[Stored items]
=======
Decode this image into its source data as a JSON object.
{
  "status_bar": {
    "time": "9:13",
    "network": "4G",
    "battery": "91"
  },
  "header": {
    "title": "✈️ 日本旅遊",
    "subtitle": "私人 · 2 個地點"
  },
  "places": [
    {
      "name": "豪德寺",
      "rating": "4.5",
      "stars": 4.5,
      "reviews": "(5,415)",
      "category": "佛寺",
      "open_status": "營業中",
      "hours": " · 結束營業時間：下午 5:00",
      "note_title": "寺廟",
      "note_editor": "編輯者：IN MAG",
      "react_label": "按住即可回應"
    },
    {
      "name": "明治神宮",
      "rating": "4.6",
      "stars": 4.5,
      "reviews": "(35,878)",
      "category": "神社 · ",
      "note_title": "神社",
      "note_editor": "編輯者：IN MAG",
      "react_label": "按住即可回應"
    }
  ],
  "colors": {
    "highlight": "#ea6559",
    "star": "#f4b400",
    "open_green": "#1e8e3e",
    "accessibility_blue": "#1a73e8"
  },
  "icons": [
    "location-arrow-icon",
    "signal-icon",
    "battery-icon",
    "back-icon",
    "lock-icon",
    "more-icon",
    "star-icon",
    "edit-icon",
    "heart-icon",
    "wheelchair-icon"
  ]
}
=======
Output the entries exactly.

Task solution:
Decode this image into its source data as a JSON object.
{
  "status_bar": {
    "time": "9:13",
    "network": "4G",
    "battery": "91"
  },
  "header": {
    "title": "✈️ 日本旅遊",
    "subtitle": "私人 · 2 個地點"
  },
  "places": [
    {
      "name": "豪德寺",
      "rating": "4.5",
      "stars": 4.5,
      "reviews": "(5,415)",
      "category": "佛寺",
      "open_status": "營業中",
      "hours": " · 結束營業時間：下午 5:00",
      "note_title": "寺廟",
      "note_editor": "編輯者：IN MAG",
      "react_label": "按住即可回應"
    },
    {
      "name": "明治神宮",
      "rating": "4.6",
      "stars": 4.5,
      "reviews": "(35,878)",
      "category": "神社 · ",
      "note_title": "神社",
      "note_editor": "編輯者：IN MAG",
      "react_label": "按住即可回應"
    }
  ],
  "colors": {
    "highlight": "#ea6559",
    "star": "#f4b400",
    "open_green": "#1e8e3e",
    "accessibility_blue": "#1a73e8"
  },
  "icons": [
    "location-arrow-icon",
    "signal-icon",
    "battery-icon",
    "back-icon",
    "lock-icon",
    "more-icon",
    "star-icon",
    "edit-icon",
    "heart-icon",
    "wheelchair-icon"
  ]
}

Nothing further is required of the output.